If Monty really is back, this would mark the pair’s third year returning to Chicago.
Rose and Monty, Chicago’s much loved piping plover pair whose presence on one of the city’s busy beaches made headlines, may have reunited once again on Montrose Beach Dunes.
Rose, who made an 1,100-mile journey to Montrose Beach from Key Preserve State Park in Florida where she spent winter, was spotted back on the lakefront Sunday morning.
Monty may have been spotted back in Montrose on Monday.
Though the number coordinates on the piping plovers could not yet be confirmed, the plover that was sighted wore a green band, as Monty does, explained Louise Clemency, field supervisor for the Chicago office of the U.S. Fish and Wildlife Service.
Monty was last sighted on Galveston Island’s East Beach in Texas last Thursday.
Last May, Monty and Rose were spotted as having returned on the same day, said Clemency.
“But still, one day after the other is still amazingly close when you consider that Rose winters in Florida and Monty winters in Texas,” she added.
The endangered pair have mated on Montrose Beach Dunes for the past two years, a strong indication that Rose could nest there again this year. If Monty really is back, this would mark the pair’s third year returning to Chicago.
Earlier this month, the Chicago Park Distract expanded the Montrose Beach Dunes Natural Area an additional 3.1 acres to provide more permanent protection for the piping plovers and other endangered wildlife.

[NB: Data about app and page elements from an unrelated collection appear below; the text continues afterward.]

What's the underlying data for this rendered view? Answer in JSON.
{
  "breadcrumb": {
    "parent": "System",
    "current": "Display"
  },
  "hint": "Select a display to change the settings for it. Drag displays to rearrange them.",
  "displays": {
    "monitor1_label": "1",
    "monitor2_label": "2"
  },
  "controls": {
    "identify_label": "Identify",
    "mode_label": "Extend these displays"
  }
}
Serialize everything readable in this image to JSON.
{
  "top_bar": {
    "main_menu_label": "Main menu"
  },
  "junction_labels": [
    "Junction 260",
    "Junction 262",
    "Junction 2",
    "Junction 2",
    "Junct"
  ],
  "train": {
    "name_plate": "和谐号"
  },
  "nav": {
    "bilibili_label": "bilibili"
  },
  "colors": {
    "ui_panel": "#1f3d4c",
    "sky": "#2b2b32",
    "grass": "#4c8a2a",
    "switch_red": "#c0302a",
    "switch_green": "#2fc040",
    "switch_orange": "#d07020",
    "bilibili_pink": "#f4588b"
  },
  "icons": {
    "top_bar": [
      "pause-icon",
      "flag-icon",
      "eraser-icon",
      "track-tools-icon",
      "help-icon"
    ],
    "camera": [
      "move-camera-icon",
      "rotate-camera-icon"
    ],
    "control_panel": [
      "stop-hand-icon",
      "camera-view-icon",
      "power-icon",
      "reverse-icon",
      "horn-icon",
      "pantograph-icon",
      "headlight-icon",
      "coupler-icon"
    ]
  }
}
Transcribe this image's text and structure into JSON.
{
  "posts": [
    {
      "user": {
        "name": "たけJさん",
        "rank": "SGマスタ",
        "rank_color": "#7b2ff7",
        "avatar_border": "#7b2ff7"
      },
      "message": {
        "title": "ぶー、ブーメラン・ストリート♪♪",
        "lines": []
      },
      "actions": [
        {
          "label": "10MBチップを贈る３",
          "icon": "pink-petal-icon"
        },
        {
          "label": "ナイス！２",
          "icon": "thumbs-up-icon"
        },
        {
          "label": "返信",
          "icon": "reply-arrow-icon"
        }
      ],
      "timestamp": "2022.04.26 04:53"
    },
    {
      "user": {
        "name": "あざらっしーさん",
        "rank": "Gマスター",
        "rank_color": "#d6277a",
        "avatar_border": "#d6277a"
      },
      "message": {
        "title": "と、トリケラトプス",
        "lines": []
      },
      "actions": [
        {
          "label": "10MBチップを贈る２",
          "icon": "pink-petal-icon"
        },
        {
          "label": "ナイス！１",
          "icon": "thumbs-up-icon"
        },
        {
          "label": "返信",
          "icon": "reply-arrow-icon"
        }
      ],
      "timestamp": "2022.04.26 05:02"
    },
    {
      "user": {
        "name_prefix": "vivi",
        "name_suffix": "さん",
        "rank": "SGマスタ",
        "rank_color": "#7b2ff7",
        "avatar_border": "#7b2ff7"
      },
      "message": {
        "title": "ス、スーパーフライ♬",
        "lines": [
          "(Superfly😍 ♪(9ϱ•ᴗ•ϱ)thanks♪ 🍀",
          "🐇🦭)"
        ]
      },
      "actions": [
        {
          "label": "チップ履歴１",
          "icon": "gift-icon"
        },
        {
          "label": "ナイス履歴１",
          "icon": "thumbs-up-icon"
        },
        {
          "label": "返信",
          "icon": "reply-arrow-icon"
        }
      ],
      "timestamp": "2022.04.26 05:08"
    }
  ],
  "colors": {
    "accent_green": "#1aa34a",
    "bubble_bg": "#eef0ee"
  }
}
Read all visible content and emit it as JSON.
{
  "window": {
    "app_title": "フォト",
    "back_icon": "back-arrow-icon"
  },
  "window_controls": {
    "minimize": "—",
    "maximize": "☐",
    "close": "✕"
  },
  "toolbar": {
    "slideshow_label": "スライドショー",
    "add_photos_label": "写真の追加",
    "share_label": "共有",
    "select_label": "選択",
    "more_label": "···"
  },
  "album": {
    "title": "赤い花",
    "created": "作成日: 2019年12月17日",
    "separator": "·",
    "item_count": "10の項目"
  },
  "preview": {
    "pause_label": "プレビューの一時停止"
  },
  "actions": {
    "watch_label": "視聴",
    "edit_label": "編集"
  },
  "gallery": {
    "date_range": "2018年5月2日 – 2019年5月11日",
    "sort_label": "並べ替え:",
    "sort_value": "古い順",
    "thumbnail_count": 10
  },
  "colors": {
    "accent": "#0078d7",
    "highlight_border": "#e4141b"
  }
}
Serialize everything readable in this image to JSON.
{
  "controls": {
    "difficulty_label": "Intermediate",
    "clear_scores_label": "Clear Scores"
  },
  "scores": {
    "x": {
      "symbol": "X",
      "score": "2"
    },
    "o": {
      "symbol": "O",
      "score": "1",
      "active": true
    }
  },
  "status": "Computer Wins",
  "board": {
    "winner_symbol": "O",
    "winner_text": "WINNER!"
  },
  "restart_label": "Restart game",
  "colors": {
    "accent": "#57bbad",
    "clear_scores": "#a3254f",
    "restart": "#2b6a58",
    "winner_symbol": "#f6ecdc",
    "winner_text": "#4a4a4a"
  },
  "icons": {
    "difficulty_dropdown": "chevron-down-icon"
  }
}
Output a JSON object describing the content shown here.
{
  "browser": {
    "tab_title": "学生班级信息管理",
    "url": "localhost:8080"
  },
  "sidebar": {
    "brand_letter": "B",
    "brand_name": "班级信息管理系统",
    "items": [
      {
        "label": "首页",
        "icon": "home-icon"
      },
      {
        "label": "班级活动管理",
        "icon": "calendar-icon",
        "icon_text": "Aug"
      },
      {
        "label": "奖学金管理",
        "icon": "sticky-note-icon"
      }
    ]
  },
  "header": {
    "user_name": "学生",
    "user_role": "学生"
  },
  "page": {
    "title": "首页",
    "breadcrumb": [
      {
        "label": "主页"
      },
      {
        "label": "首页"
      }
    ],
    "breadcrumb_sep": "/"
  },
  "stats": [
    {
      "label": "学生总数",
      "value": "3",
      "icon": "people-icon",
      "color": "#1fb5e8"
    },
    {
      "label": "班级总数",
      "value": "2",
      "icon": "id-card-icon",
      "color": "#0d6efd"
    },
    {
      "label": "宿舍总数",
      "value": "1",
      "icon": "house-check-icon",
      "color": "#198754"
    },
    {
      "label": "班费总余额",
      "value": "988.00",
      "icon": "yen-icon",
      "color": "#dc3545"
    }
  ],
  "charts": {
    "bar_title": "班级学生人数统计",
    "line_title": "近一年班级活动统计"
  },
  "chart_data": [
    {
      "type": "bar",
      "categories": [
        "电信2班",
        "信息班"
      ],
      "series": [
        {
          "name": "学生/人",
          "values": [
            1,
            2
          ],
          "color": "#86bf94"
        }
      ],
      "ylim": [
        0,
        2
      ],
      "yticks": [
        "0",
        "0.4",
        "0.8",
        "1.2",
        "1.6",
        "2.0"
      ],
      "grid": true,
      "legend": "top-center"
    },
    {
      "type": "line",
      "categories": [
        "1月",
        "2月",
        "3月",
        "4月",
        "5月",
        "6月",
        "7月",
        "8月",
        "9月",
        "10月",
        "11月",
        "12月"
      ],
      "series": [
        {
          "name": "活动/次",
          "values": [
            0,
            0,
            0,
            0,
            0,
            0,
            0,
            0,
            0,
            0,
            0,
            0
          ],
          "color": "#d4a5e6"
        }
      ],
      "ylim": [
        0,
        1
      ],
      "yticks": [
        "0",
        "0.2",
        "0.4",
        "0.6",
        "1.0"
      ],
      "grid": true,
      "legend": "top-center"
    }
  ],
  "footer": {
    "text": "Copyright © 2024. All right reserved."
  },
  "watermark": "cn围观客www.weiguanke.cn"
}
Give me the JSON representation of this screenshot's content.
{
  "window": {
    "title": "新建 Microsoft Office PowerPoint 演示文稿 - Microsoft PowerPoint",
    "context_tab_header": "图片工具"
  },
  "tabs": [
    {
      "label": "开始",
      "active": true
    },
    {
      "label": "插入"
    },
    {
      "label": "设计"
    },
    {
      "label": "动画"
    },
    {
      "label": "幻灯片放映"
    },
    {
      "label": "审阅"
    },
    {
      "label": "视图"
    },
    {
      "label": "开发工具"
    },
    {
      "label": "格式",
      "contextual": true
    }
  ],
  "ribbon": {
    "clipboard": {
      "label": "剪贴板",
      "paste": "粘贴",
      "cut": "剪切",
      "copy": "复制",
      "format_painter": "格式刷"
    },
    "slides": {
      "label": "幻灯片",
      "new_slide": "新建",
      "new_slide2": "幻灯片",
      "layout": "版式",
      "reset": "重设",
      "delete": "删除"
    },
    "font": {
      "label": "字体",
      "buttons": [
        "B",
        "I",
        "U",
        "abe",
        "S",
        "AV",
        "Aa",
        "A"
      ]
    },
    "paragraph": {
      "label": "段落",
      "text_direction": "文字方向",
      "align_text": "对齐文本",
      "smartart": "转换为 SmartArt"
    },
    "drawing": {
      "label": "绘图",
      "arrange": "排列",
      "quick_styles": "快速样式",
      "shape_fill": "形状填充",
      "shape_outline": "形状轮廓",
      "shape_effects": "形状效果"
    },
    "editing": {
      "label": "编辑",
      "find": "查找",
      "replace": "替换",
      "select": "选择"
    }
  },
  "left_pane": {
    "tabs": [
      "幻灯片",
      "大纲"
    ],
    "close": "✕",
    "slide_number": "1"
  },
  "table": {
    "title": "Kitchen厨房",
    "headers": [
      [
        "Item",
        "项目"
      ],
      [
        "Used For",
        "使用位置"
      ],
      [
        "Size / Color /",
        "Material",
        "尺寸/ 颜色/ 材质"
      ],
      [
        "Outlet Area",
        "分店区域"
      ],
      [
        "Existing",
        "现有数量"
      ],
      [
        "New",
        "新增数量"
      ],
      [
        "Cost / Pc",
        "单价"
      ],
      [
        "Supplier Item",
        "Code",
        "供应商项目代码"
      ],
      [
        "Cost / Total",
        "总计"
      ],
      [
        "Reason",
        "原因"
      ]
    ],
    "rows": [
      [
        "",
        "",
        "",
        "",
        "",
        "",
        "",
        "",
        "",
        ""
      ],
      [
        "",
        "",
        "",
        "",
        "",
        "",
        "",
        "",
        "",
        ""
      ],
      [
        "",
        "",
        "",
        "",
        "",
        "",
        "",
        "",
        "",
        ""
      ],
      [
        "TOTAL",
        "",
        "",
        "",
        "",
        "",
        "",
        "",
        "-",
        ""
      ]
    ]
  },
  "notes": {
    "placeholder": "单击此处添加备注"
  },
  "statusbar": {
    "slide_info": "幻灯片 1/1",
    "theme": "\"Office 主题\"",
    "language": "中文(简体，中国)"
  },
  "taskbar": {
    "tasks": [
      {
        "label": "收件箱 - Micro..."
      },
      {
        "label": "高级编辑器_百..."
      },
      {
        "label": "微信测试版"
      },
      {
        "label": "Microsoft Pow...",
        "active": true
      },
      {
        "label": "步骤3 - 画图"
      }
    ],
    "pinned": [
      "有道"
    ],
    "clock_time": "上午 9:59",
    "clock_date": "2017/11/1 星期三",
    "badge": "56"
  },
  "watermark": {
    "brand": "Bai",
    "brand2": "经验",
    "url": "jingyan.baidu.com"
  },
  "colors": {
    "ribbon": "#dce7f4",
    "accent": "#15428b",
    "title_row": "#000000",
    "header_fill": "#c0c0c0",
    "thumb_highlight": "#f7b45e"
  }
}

The natural area is a prime bird watching spot covered daily by birders.
Piping plovers who have nesting success at one site tend to come back to the same place to nest again, explained Tamima Itani, vice president and treasurer of the Illinois Ornithological Society.
Because the plovers don’t have tracking devices, wildlife conservation groups rely on other bird watching communities across the country to report band color and number combinations that are wrapped around birds’ legs to identify them.
“We get these reports in the wintering grounds from citizens, scientists, or people who are really passionate about birds in general,” said Jillian Farkas, the Great Lakes piping plover coordinator with U.S. Fish and Wildlife Service.
“It’s really crucial that people are sending their observations... to any place that can help protect the birds, because there’s still a lot that is a mystery about their migration patterns,” she said.
Two out of Rose and Monty’s three chicks that hatched in Chicago last June were also recently seen.
“Esperanza was sighted in Georgia on Friday and Nish was sighted in Florida last Wednesday,” said Clemency.
The hatching site of these three chicks prompted major debate when conservationists successfully canceled a major music festival that was scheduled to take place on the beach in 2019.
Though dogs are not allowed on the public beach or the protected area, the Illinois Ornithological Society requests that pedestrians obey the signs and keep their dogs off the beach, because of growing concerns about the safety of the plovers and other shore birds.
“People love these piping plovers. Frankly, we get very attached to them,” said Itani.